By Jedidiah McKeehan
“That judgment is not worth the paper it’s written on!” There are certain phrases that all lawyers know and have ready to spout out if the situation is right, and this is one of them.
What does this phrase mean? Let me give you an example. You are a landlord and you rent out an apartment to someone. After a few months, they stop paying rent and you file an eviction to have them removed from the property and for the back rent they owe you.
You go to court and the tenant does not even show up for court. The judge awards you the property and whatever amount you say the tenant owes. Hurray! You have won!
Now what though? You have no idea where that tenant lives, you call the place he was employed previously and now he does not work there, and you do not know at what bank he has a bank account (if he has one at all). So while you have a judgment against the tenant for X dollars, you have no way to actually collect the money you are owed. And thus the phrase was born that started this article.
I understand that it is completely galling to walk away from collecting money that someone owes you, but it is generally not worth the time and effort to try to pursue something.
Can you do a bank levy? Sure. You have to pay money to levy the funds in a bank account. This assumes you know where they bank and they may have all of $13.00 in their account. And it is a one-time thing. You have to pay for each bank levy you attempt.
Can you garnish their wages? Possible. But you have to know where they work first.
Can you seize a vehicle or asset they own? It is possible, after a hearing, having the ability to get that item, then have it sold, and then they may still owe you money.
Can you record the judgment at the register of deeds? Sure, but most people who do not pay their bills do not own property.

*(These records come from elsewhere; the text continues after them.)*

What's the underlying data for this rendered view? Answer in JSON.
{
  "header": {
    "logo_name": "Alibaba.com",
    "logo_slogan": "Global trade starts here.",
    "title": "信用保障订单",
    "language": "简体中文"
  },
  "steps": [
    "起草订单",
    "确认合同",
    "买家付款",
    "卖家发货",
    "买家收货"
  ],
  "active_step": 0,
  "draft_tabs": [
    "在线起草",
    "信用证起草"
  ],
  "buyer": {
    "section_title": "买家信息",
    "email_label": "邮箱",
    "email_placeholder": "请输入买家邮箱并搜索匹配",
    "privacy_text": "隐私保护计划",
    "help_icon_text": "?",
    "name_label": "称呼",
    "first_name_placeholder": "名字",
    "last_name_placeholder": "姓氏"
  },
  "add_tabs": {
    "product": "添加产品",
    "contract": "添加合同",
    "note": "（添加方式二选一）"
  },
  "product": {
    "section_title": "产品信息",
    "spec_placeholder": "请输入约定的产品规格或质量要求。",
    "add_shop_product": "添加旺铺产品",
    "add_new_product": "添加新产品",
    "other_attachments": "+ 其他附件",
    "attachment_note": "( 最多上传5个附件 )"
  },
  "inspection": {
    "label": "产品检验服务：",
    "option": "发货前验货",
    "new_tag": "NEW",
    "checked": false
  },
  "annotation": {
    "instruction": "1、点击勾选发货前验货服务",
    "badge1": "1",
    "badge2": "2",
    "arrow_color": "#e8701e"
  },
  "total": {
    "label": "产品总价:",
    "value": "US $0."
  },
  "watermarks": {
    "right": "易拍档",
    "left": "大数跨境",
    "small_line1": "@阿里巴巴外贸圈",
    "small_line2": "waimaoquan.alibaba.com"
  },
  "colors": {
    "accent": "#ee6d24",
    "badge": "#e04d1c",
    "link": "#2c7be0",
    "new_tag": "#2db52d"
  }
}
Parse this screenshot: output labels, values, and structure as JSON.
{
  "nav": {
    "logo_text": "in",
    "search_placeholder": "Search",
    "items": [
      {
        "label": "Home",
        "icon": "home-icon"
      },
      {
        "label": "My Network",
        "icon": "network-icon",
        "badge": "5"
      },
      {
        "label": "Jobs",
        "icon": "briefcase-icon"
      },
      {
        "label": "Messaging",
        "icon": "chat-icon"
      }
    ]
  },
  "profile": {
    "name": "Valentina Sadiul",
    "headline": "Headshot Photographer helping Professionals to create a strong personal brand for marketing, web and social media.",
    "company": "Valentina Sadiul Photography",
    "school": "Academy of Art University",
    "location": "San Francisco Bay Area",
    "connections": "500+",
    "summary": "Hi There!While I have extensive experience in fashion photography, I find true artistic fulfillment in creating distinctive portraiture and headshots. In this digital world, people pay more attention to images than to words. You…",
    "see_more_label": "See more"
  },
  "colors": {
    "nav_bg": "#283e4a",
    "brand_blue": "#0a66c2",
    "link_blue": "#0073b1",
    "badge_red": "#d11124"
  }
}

Keep in mind, all of these collection endeavors cost money to pursue. Is it worth it? Only you can decide that, but many times the answer is a definitive “no.”
Jedidiah McKeehan is an attorney practicing in Knox County and surrounding counties. He works in many areas, including family law, criminal, and personal injury. Visit attorney-knoxville.com for more information about this legal issue and other legal issues.